Entries from a dataset of interfaces
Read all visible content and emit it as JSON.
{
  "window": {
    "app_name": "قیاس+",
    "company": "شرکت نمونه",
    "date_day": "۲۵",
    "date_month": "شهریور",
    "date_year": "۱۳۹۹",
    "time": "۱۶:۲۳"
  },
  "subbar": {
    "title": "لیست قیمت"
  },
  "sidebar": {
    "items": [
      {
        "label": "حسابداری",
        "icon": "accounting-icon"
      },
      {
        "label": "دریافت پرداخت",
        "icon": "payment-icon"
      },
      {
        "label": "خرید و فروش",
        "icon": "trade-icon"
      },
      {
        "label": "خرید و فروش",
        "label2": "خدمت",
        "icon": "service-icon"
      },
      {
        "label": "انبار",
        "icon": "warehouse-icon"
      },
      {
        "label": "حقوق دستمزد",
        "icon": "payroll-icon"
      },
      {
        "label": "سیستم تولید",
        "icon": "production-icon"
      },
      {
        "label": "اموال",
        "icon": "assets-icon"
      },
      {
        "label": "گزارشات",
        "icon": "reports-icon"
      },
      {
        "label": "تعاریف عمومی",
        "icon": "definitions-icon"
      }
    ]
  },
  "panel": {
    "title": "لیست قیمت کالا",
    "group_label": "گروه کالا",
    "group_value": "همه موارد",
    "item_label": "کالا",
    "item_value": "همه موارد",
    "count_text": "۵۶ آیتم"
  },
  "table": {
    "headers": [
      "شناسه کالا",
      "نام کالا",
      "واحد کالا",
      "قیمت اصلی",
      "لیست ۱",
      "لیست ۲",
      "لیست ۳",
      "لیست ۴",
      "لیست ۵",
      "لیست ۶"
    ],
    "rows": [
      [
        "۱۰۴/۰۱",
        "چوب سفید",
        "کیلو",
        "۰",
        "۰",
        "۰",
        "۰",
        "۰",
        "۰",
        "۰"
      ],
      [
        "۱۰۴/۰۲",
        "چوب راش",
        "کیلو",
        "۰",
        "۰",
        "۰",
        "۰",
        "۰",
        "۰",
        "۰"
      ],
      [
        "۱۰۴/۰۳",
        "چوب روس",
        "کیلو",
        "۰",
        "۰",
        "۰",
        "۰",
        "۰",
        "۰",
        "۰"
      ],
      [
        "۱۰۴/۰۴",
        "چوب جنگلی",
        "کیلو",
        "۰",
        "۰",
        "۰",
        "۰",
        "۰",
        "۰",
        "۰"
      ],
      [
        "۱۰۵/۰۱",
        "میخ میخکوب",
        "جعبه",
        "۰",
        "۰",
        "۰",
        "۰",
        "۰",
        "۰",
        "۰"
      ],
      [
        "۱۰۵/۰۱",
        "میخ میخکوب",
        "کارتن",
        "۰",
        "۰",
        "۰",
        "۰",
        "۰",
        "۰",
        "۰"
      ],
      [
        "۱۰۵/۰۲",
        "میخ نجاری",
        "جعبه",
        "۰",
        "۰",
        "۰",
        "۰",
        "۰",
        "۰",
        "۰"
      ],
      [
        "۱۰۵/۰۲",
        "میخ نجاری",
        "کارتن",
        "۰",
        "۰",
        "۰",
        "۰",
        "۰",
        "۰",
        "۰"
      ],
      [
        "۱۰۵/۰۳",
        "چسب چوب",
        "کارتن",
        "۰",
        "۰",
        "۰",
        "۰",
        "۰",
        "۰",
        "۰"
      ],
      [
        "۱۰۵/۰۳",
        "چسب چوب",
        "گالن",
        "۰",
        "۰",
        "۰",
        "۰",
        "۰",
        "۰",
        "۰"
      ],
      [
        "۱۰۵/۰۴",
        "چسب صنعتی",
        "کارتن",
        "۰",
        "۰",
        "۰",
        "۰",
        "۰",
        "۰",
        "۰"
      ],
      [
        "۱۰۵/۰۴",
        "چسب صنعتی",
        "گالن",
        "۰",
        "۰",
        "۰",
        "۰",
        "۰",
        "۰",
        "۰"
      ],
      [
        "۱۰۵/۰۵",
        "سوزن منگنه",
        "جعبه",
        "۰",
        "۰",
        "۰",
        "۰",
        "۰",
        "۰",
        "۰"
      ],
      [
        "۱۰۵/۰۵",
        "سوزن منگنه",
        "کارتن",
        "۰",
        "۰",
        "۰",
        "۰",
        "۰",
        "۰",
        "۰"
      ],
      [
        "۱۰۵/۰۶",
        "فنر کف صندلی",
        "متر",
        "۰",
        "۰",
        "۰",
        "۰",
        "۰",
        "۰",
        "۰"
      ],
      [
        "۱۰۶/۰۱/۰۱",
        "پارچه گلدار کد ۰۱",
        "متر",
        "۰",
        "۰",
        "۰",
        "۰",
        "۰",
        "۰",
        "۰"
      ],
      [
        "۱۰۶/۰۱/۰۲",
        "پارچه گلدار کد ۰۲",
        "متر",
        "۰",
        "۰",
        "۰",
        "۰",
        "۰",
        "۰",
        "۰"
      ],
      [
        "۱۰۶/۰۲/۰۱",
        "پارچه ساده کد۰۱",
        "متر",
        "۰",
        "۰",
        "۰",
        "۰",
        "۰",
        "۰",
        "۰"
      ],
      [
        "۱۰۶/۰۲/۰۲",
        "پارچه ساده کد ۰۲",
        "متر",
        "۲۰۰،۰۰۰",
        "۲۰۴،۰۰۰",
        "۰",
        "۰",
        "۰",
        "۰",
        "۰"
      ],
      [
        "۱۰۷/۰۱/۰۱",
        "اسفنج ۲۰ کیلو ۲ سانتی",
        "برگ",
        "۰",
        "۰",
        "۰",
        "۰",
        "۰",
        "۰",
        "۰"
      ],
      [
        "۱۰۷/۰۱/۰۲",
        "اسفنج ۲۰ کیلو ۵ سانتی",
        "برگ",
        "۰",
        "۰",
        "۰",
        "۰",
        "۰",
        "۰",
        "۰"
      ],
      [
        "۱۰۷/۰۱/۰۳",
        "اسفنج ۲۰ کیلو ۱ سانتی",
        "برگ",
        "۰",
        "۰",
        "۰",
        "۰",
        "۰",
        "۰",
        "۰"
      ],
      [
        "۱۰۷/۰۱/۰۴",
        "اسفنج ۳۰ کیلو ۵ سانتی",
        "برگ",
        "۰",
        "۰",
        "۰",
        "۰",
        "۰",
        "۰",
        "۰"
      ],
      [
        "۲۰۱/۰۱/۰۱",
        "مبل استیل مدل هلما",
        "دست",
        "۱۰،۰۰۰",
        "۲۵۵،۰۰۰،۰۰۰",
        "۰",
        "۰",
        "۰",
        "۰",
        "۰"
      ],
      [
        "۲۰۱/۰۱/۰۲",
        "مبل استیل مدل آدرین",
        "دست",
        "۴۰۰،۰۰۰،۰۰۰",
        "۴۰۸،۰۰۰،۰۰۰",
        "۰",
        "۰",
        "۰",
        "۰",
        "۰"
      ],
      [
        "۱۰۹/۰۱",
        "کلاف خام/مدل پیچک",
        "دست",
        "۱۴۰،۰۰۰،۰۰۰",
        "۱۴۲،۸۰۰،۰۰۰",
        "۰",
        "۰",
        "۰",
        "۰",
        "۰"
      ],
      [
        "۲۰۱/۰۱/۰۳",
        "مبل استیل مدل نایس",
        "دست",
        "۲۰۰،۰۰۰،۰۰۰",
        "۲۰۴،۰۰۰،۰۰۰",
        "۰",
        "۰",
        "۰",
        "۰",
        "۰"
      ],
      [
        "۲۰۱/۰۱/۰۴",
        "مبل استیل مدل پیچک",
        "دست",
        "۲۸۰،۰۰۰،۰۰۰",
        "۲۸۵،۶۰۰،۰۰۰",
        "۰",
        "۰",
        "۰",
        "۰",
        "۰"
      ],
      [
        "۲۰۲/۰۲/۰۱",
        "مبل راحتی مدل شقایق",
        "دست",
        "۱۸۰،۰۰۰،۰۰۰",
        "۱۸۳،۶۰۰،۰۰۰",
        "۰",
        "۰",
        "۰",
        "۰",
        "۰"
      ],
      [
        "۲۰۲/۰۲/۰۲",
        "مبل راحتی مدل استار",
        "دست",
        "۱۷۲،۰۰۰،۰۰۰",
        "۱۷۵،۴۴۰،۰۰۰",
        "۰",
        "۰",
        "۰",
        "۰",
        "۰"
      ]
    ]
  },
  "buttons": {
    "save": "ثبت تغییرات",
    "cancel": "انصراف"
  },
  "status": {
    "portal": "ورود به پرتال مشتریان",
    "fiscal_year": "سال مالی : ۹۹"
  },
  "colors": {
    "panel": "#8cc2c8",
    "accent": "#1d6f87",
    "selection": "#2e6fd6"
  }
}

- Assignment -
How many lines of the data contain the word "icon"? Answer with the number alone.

- Solution for this task -
10